It’s the season of love, but while getting down and lovey dovey, remember to regularly check with your partner that they’re into what is happening.
Consent is a major issue in many ways, such as getting it, giving it and exactly understanding what is and is not consent.
Merriam Webster defines it as “to give assent or approval.” But what are easy ways to do that?
There’s a misconception that stopping to ask consent kills the mood, but it can be as easy as, “Can I kiss you?” That’s asking consent and giving someone of autonomy their own body.
Other ways of asking for consent can be any of the following: “Can I…?” “Do you like this?” or “Do you want…?” Communicating makes sure that not only is everything happening consensual, but also finding what both you and your partner like.
Consent even goes beyond just verbally asking for it. Being able to read your partner and know if they’re actually OK with what is happening is important.
If they seem uncomfortable, tense, awkward or anything that isn’t immediately obvious as enthusiasm, stop and talk.
There is absolutely nothing wrong with stopping and talking. You don’t have to negotiate the night play-by-play, but knowing that you’re both comfortable with what is happening is key. Also being able to tell whether or not someone is able to consent is important. If they are intoxicated, they cannot consent.

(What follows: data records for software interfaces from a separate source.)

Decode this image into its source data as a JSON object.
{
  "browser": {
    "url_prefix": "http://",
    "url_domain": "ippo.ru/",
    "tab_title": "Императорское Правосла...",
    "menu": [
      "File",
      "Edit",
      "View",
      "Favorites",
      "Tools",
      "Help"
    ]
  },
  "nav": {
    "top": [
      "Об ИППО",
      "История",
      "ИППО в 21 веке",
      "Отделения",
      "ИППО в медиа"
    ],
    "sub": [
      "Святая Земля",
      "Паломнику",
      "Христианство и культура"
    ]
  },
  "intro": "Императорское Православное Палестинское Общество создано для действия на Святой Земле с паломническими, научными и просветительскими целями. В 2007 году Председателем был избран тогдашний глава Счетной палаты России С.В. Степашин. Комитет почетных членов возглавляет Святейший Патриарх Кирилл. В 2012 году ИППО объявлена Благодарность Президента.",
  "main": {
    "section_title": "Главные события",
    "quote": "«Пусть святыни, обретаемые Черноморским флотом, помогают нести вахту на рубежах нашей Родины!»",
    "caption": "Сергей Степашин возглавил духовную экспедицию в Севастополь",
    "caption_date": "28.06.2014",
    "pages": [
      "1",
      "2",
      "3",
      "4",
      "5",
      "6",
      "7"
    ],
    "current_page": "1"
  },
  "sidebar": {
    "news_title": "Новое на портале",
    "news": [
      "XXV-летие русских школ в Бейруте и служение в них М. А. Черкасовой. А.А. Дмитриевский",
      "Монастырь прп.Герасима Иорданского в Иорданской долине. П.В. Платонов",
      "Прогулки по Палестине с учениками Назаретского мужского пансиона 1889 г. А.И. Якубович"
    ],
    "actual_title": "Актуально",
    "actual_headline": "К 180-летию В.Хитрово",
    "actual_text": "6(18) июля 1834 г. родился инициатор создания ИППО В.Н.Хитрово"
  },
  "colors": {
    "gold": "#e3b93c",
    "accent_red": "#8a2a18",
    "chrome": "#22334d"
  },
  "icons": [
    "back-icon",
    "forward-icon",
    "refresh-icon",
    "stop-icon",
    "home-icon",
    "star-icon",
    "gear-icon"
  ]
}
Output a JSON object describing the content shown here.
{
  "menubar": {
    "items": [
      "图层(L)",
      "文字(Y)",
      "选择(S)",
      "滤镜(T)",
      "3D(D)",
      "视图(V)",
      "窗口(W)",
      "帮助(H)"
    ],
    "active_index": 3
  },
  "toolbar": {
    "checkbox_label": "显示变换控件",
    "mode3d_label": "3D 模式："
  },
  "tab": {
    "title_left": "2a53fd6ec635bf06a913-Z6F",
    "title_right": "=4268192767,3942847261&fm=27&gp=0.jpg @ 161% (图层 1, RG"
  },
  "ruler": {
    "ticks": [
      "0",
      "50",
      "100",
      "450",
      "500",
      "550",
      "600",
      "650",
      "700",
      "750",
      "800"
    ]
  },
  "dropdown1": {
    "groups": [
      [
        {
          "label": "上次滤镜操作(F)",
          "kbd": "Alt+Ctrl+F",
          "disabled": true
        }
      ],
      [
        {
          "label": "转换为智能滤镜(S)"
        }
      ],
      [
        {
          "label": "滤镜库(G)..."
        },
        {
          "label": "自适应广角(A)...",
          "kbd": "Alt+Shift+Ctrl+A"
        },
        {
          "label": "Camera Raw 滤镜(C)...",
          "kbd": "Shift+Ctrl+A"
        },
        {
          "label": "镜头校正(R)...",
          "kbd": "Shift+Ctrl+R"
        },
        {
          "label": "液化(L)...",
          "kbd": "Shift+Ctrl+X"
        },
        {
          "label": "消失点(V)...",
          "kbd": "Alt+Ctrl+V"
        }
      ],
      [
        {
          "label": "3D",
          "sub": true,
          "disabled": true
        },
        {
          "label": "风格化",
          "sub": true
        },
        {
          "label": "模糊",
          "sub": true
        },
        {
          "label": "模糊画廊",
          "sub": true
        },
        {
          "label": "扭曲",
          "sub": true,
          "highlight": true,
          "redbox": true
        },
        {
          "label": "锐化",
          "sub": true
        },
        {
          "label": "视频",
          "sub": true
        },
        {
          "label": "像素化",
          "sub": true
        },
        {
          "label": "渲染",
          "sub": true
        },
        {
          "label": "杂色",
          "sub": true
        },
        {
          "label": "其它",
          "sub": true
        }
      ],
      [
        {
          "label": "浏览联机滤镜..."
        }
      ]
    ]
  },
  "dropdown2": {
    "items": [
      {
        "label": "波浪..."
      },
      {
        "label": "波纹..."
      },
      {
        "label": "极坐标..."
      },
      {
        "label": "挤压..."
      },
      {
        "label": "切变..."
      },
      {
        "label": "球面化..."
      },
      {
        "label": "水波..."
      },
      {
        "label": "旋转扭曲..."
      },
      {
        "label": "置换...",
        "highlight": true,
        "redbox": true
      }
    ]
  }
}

And if you don’t get consent, you have no right to be mad. That is someone else’s body, and they are making their decision. If you throw a fit when they say no, you’re just proving to be someone they can’t trust.
You can be upset that your feelings aren’t reciprocated, but you absolutely cannot take that out on the other person, be it through words or actions. Be a better you by realizing you aren’t entitled to anyone else’s body, mind or time.
There seems to be the perception that anyone and everyone is being accused of sexaul assault currently, but really it is people stepping forward to talk about what happened to them and stop it from happening to anyone else.
According to Rape, Abuse & Incest National Network (RAINN), one out of every six American women have been the victims of an attempted or completed rape in their lifetime. While a smaller percentage, about three percent of American men – a total of 2.78 million men – have experienced an attempted or completed rape in their lifetime.
Male college-aged students (18-24) are 78 percent more likely than non-students of the same age to be a victim of rape or sexual assault, according to RAINN.
Both participants need to ask for consent. It’s not just one person who has to ask. Look up different ways to ask for consent and read online how to better read body language.
It’s time we put misconceptions about consent to bed.